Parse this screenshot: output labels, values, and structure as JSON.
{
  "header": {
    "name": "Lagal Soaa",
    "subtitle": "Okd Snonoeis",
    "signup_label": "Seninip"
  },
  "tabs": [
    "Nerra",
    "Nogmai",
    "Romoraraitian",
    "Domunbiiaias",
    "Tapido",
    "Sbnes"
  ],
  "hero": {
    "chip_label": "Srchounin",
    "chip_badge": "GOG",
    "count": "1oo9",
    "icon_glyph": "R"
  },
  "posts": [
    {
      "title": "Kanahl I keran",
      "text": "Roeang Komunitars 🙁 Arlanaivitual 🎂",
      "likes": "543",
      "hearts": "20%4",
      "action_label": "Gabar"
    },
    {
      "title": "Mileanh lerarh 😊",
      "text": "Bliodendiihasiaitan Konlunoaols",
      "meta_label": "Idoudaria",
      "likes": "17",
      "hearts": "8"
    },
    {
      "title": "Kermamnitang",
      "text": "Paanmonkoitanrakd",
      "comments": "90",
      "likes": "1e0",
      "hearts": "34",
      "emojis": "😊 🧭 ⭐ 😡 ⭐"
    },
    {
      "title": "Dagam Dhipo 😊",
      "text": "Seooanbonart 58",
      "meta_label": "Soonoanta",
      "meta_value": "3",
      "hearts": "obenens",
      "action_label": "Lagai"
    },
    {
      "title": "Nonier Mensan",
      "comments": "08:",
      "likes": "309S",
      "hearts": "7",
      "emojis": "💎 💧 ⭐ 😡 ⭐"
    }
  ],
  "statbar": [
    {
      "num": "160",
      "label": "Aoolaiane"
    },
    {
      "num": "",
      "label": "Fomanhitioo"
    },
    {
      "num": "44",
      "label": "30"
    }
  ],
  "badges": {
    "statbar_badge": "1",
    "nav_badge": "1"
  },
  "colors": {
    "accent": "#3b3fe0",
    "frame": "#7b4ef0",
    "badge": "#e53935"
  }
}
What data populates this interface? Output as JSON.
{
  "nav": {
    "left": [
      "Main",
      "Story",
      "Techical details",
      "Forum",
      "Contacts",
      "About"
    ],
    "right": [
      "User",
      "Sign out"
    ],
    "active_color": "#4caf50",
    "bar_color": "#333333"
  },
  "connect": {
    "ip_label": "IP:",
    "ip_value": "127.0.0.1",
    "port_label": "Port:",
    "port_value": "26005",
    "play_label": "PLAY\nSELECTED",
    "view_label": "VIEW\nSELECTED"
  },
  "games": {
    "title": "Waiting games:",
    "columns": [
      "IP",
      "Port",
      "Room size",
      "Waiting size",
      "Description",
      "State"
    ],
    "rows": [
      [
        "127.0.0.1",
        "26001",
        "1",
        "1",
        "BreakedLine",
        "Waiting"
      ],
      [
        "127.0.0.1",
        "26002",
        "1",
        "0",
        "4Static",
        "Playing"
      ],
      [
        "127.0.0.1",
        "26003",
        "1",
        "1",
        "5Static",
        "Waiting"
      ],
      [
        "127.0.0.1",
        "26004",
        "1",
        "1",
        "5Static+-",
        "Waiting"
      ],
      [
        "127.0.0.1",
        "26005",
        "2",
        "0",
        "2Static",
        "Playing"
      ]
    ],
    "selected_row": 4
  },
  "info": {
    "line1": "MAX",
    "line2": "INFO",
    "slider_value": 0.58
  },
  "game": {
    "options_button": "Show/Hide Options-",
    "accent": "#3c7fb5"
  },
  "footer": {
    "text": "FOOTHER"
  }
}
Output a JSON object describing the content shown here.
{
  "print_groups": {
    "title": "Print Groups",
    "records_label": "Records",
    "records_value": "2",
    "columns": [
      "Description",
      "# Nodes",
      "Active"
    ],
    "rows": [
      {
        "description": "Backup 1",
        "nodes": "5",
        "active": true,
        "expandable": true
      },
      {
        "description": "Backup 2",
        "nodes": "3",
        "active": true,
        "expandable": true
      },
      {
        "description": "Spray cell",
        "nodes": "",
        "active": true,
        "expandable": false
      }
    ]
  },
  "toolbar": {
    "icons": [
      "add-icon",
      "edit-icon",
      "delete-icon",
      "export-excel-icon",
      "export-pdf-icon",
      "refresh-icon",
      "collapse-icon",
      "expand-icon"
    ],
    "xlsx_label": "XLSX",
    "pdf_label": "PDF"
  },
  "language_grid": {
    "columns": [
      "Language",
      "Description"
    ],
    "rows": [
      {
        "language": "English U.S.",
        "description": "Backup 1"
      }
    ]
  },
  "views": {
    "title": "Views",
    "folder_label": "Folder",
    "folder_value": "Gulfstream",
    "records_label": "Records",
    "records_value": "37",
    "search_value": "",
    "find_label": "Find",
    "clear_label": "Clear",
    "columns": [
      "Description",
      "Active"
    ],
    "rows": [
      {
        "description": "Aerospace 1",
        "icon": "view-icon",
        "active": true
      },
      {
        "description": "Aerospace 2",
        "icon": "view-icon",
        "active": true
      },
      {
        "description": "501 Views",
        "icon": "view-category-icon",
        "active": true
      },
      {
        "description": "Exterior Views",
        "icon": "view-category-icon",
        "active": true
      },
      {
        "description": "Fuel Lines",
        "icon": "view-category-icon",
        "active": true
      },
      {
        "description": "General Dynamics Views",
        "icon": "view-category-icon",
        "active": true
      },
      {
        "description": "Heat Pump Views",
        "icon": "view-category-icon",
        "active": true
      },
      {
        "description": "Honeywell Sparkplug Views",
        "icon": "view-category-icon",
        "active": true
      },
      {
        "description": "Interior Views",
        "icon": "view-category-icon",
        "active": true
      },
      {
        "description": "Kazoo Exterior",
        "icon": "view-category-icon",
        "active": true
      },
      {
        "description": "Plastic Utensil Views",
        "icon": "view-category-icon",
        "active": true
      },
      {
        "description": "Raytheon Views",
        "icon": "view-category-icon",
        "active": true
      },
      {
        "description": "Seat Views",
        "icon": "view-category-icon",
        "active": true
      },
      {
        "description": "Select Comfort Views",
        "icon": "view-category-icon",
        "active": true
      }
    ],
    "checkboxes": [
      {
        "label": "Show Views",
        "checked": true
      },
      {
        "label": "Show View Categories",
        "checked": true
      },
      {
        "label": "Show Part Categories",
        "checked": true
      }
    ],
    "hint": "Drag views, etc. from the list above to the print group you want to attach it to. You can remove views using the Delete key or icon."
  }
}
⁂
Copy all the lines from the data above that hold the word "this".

Parse this screenshot: output labels, values, and structure as JSON.
What data populates this interface? Output as JSON.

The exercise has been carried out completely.